    Collapse Signature Expand Signature
  16. ScotO

    ScotO
    Expand Collapse
    Guest

    Not sure, and I don't care to find out. I'm sure if you split small to medium and let it season really well, that it would probably not present as bad of a stink issue. But pound for pound, I feel it is a waste of space to stack and season that wood. For the same amount of processing and storage I can be getting maple, ash, oak, locust, walnut, cherry, hickory........I don't bother with willow at all anymore.....
     
  17. BobUrban

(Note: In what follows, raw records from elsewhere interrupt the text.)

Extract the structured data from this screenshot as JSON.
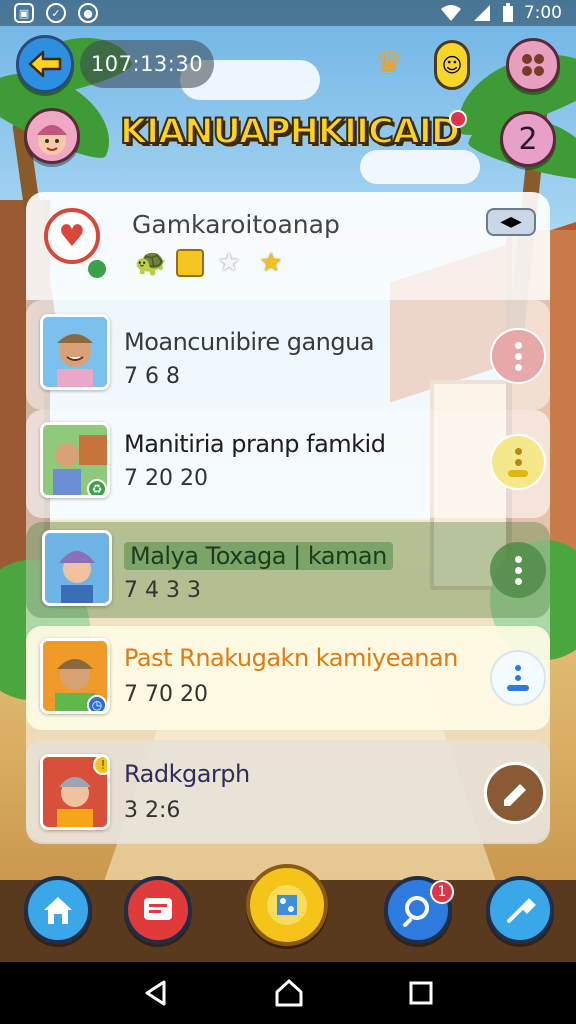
{
  "status_bar": {
    "time": "7:00",
    "left_icons": [
      "photo-icon",
      "sync-icon",
      "bell-icon"
    ],
    "right_icons": [
      "wifi-icon",
      "signal-icon",
      "battery-icon"
    ]
  },
  "header": {
    "timer": "107:13:30",
    "logo_text": "KIANUAPHKIICAID",
    "level": "2"
  },
  "list_header": {
    "title": "Gamkaroitoanap"
  },
  "rows": [
    {
      "name": "Moancunibire gangua",
      "score": "7 6 8",
      "name_color": "#3a3a3a"
    },
    {
      "name": "Manitiria pranp famkid",
      "score": "7 20 20",
      "name_color": "#1e1e1e"
    },
    {
      "name": "Malya Toxaga | kaman",
      "score": "7 4 3 3",
      "name_color": "#1e3b1e"
    },
    {
      "name": "Past Rnakugakn kamiyeanan",
      "score": "7 70 20",
      "name_color": "#e07b12"
    },
    {
      "name": "Radkgarph",
      "score": "3 2:6",
      "name_color": "#2e2e5a"
    }
  ],
  "bottom_nav": {
    "search_badge": "1"
  },
  "colors": {
    "accent_yellow": "#f5c419",
    "accent_blue": "#2e8fe0",
    "nav_bar": "#5a3a1e"
  }
}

    BobUrban
    Expand Collapse
    Minister of Fire

    Joined:
    Jul 24, 2010
    Messages:
    1,902
    Likes Received:
    1,110
    Loc:
    Central Michigan
    Works great for bow and drill fire making. In survival school it was one of the woods that I could get a fire going easily with - likely due to it being ultra light and fast burning???
     
    Collapse Signature Expand Signature
    ScotO likes this.
  18. ScotO

    ScotO
    Expand Collapse
    Guest

    I may have to save a couple chunks for that. I made fireboards out of poplar, elm, walnut, norway maple, and oak......none of them impressed me. I've made drills out of locust, norway maple, poplar, walnut.....none of them impressed me. I did get some fires going using the maple drill and an elm fireboard, but it was hard to get a coal! I'll have to make some out of willow this year....
     
  19. eclecticcottage

    eclecticcottage
    Expand Collapse
    Minister of Fire

    Joined:
    Dec 7, 2011
    Messages:
    1,789
    Likes Received:
    342
    Loc:
    WNY
    We scrounged some, it is ashy but burns fine. We just burn when they're running the ole honey wagon on the fields across the way (spreading manure from the farm down the road). If it smells, you'd never smell it specifically outside of that smell!
     
    Collapse Signature Expand Signature
  20. Applesister

    Applesister
    Expand Collapse
    Minister of Fire

    Joined:
    Dec 5, 2012
    Messages:
    2,483
    Likes Received:
    954
    Loc:
    Upstate NY
    This is one scrounge wood that even when its free isnt really worth it. Weeping willow is not a native species.
    The others mentioned I feel differently about. Poplar is SO easy to process that it makes up for its low BTUs. It fills in the gaps between those really nice firewood species that Im not so lucky to always come by.
     
  21. tfdchief

    tfdchief
    Expand Collapse
    Minister of Fire

    Joined:
    Nov 24, 2009
    Messages:
    3,336
    Likes Received:
    1,295
    Loc:
    Tuscola, IL
    Propane torch Scotty;lol
     
    Collapse Signature Expand Signature

Share This Page

Entire Site copyright © 1995-2016 - email to webinfo@hearth.com
Hearth.com and HearthNet are property and trademarks of Hearth.com LLC Advertising Information